▶ ASSIGNMENT
Collect all lines below with the string "Database".
Start of DATA TO USE
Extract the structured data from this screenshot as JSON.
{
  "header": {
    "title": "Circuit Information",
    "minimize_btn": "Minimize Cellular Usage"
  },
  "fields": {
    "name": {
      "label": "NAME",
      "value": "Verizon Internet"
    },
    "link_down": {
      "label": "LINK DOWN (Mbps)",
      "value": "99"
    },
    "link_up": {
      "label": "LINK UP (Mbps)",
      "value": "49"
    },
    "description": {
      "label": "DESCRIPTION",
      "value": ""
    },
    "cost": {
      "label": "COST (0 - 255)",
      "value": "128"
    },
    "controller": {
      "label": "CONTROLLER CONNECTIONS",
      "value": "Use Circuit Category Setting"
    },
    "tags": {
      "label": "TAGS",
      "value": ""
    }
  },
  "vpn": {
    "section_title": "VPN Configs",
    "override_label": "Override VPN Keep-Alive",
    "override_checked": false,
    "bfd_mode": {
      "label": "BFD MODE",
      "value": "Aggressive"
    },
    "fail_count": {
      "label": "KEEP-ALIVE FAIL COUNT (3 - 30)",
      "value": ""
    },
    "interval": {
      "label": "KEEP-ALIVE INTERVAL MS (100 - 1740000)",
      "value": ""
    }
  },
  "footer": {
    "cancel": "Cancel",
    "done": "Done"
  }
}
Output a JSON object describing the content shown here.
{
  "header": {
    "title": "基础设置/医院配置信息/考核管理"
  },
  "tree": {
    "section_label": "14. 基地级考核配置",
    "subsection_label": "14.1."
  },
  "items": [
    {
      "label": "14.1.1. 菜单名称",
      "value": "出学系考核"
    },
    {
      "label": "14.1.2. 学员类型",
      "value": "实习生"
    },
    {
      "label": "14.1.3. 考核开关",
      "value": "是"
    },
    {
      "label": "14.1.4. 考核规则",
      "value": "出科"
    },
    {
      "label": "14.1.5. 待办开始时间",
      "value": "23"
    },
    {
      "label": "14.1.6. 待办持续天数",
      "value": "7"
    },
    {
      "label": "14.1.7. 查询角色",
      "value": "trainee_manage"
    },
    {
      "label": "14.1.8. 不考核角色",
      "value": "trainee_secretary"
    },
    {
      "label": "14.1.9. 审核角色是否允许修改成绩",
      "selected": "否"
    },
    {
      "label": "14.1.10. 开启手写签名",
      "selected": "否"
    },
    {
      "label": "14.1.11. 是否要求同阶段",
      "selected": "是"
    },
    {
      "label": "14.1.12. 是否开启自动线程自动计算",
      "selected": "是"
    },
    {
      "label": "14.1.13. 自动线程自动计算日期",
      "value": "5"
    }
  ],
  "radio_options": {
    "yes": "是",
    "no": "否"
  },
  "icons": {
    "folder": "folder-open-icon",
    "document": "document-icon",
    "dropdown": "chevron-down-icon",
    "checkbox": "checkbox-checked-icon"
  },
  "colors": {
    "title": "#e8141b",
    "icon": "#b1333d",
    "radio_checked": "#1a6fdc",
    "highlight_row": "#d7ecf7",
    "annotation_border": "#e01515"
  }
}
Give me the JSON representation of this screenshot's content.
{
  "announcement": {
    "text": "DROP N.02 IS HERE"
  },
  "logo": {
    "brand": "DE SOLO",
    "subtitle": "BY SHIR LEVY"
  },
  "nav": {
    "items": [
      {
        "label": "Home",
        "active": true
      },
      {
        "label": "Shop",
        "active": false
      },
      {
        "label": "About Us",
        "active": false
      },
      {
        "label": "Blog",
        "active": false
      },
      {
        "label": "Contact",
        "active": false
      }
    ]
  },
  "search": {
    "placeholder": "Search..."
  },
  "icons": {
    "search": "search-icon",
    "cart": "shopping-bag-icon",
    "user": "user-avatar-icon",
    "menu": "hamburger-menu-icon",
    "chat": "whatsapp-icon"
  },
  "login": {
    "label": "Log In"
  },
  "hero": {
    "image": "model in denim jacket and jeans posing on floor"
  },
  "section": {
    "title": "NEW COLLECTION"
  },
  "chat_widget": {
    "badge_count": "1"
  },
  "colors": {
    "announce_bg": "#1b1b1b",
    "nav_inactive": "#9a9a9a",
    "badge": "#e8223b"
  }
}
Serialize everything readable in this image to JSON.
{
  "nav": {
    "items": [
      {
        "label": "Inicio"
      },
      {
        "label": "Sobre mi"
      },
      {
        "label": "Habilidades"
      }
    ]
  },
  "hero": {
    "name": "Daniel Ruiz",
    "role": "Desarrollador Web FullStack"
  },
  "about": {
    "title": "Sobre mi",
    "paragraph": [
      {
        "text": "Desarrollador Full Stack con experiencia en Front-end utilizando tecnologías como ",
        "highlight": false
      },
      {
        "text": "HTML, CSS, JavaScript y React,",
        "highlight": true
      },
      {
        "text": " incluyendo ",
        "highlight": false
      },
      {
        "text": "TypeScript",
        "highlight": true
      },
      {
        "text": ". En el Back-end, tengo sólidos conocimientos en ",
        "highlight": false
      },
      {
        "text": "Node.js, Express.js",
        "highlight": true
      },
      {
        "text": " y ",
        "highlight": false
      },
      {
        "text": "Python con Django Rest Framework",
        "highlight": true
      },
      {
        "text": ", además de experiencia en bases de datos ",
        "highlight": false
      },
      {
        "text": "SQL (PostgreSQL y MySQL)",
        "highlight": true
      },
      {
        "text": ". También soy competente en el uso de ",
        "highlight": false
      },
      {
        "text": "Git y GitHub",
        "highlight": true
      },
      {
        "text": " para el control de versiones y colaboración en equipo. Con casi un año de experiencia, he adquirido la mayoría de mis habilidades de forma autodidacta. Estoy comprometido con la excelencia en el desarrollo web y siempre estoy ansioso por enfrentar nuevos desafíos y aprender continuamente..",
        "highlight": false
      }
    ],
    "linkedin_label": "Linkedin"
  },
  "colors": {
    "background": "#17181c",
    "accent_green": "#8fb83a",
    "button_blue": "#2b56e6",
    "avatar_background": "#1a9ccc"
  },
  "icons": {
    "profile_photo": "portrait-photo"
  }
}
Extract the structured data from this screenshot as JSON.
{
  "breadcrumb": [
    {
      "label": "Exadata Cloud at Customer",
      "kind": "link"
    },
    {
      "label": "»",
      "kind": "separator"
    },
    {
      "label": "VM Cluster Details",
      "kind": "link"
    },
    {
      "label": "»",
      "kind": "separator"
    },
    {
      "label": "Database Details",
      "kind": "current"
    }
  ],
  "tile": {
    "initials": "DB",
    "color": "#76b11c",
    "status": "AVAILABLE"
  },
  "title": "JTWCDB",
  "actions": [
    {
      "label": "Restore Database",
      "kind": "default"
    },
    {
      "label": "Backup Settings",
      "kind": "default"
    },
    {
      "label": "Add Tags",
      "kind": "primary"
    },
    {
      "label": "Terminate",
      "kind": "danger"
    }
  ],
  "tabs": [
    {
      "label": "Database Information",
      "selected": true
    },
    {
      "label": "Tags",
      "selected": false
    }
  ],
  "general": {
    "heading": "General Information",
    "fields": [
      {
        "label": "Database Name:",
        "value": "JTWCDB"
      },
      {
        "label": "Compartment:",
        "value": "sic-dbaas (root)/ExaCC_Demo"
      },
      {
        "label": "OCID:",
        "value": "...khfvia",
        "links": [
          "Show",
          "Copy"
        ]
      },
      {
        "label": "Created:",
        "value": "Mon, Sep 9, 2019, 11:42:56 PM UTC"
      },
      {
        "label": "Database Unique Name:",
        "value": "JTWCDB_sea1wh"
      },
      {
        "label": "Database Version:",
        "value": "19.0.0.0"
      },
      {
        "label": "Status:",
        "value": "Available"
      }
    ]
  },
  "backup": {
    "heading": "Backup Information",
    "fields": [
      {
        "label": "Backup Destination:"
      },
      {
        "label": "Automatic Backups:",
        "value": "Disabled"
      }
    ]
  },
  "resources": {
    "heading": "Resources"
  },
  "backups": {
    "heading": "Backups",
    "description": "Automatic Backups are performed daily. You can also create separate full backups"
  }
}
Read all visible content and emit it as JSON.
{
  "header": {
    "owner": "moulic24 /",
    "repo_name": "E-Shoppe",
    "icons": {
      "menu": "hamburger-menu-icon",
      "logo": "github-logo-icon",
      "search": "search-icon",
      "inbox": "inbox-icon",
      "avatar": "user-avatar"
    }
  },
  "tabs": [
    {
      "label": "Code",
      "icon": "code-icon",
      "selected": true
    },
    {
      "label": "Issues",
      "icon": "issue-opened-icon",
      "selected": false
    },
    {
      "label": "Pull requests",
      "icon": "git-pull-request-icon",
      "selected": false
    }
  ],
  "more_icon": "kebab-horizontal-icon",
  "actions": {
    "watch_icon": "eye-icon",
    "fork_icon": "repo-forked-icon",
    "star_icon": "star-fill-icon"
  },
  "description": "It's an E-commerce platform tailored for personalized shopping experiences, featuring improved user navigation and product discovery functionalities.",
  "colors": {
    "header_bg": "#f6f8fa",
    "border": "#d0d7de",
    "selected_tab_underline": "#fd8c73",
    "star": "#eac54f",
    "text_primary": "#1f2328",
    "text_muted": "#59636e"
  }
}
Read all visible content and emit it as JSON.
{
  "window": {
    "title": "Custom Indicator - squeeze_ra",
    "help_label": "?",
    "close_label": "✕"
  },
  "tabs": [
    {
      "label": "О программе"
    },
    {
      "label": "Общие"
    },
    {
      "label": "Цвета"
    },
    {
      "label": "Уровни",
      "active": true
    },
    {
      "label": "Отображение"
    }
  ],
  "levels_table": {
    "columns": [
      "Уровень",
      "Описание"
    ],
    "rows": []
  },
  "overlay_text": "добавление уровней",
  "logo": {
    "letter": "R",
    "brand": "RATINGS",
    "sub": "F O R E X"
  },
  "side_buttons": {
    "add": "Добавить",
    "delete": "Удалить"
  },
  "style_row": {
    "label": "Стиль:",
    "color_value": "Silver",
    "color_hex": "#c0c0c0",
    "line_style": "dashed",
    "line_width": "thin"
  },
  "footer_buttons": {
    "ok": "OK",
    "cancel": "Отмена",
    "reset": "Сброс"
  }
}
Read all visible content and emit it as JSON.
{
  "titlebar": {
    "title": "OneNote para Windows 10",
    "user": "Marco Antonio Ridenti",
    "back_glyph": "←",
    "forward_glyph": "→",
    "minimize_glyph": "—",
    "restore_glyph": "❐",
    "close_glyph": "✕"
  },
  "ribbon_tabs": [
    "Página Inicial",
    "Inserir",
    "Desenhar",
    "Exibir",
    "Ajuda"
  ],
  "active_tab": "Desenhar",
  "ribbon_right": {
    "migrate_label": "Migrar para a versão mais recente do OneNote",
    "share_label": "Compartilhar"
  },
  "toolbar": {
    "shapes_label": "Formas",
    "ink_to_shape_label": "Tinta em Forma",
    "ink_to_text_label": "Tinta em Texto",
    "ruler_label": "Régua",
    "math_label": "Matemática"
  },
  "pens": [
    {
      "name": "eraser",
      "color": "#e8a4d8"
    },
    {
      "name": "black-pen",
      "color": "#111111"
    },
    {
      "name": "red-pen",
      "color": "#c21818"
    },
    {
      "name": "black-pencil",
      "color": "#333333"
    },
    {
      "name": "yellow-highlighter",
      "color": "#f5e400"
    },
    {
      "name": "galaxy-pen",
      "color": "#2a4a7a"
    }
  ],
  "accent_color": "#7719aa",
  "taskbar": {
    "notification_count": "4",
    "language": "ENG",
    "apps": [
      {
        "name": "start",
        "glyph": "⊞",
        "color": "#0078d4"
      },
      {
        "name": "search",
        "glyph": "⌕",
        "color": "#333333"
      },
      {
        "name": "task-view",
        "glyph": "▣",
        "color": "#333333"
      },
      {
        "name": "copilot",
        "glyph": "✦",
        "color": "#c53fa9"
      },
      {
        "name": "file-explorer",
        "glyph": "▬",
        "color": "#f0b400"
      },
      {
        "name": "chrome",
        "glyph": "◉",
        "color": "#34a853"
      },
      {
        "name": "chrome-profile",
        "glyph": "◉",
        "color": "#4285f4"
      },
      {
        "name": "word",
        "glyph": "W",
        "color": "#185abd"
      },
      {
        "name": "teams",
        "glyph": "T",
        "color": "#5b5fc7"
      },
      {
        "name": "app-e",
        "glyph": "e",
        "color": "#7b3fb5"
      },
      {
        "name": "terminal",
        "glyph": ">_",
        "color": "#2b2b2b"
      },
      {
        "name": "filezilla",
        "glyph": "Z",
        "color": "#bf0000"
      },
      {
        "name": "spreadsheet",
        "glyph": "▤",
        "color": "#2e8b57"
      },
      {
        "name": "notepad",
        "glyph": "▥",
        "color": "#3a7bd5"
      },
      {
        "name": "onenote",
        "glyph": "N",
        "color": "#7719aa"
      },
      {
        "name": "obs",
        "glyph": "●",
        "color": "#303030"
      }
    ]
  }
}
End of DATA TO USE
▶ SOLUTION
      "label": "Database Details",
      "label": "Restore Database",
      "label": "Database Information",
        "label": "Database Name:",
        "label": "Database Unique Name:",
        "label": "Database Version:",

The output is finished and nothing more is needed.